__Work to complete__
Show every line of the material that follows in which the word "name" occurs.
⟨
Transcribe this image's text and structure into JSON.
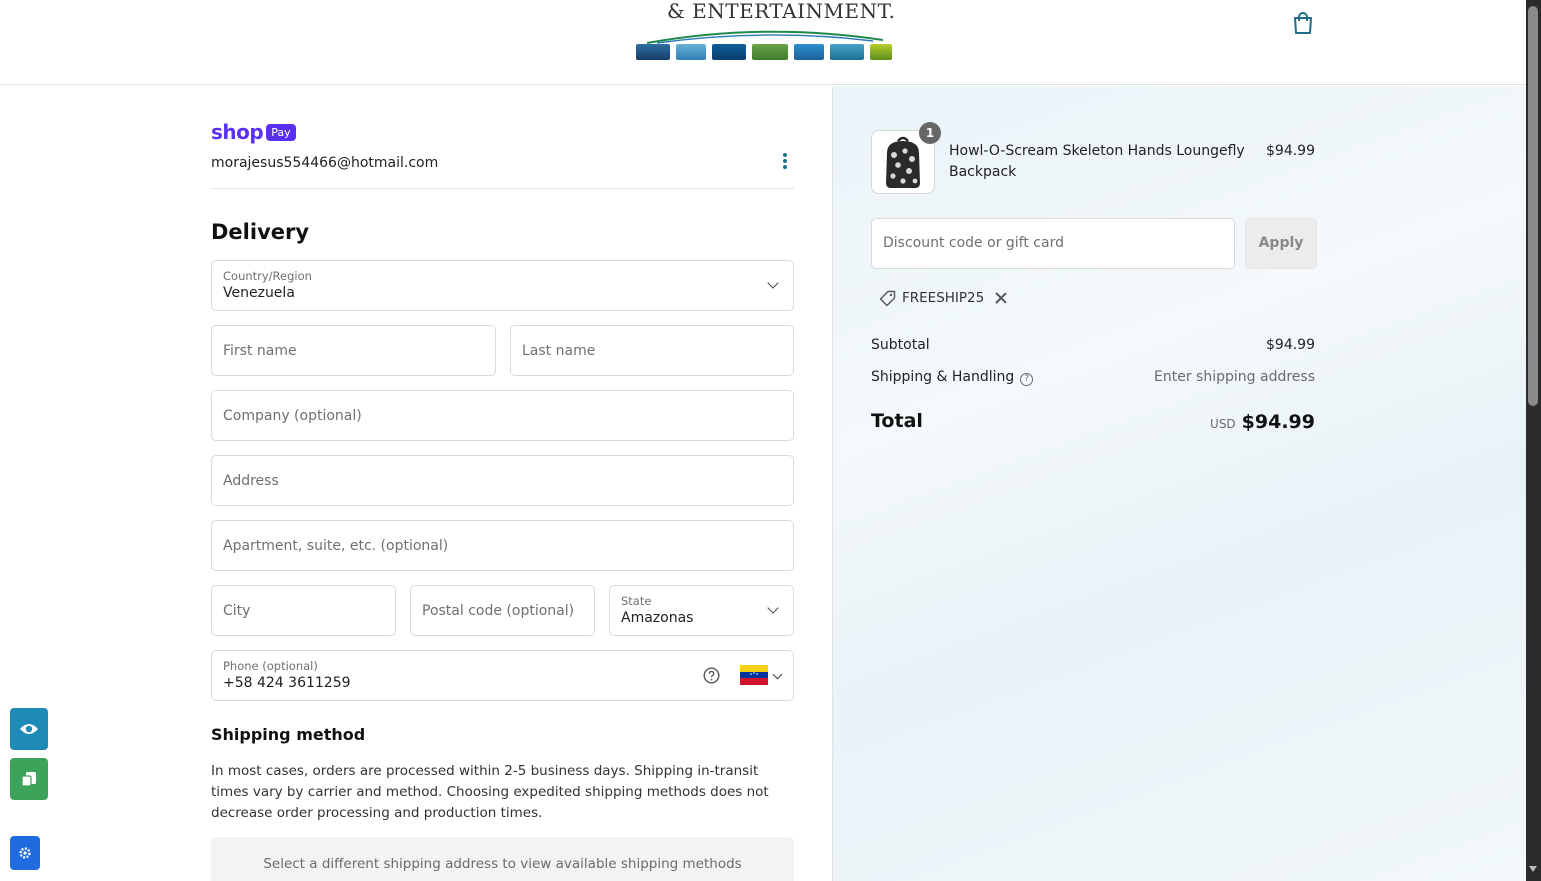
{
  "header": {
    "brand_text": "& ENTERTAINMENT.",
    "cart_icon": "shopping-bag-icon"
  },
  "account": {
    "shop_word": "shop",
    "pay_badge": "Pay",
    "email": "morajesus554466@hotmail.com",
    "menu_icon": "kebab-menu-icon"
  },
  "delivery": {
    "heading": "Delivery",
    "country_label": "Country/Region",
    "country_value": "Venezuela",
    "first_name_placeholder": "First name",
    "last_name_placeholder": "Last name",
    "company_placeholder": "Company (optional)",
    "address_placeholder": "Address",
    "apartment_placeholder": "Apartment, suite, etc. (optional)",
    "city_placeholder": "City",
    "postal_placeholder": "Postal code (optional)",
    "state_label": "State",
    "state_value": "Amazonas",
    "phone_label": "Phone (optional)",
    "phone_value": "+58 424 3611259"
  },
  "shipping": {
    "heading": "Shipping method",
    "description": "In most cases, orders are processed within 2-5 business days. Shipping in-transit times vary by carrier and method. Choosing expedited shipping methods does not decrease order processing and production times.",
    "notice": "Select a different shipping address to view available shipping methods"
  },
  "order": {
    "item": {
      "quantity": "1",
      "name": "Howl-O-Scream Skeleton Hands Loungefly Backpack",
      "price": "$94.99"
    },
    "discount_placeholder": "Discount code or gift card",
    "apply_label": "Apply",
    "applied_code": "FREESHIP25",
    "subtotal_label": "Subtotal",
    "subtotal_value": "$94.99",
    "shipping_label": "Shipping & Handling",
    "shipping_value": "Enter shipping address",
    "total_label": "Total",
    "total_currency": "USD",
    "total_value": "$94.99"
  },
  "colors": {
    "shop_purple": "#5a31f4",
    "accent_teal": "#1f6f8b"
  }
}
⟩
__Written solution__
    "first_name_placeholder": "First name",
    "last_name_placeholder": "Last name",
      "name": "Howl-O-Scream Skeleton Hands Loungefly Backpack",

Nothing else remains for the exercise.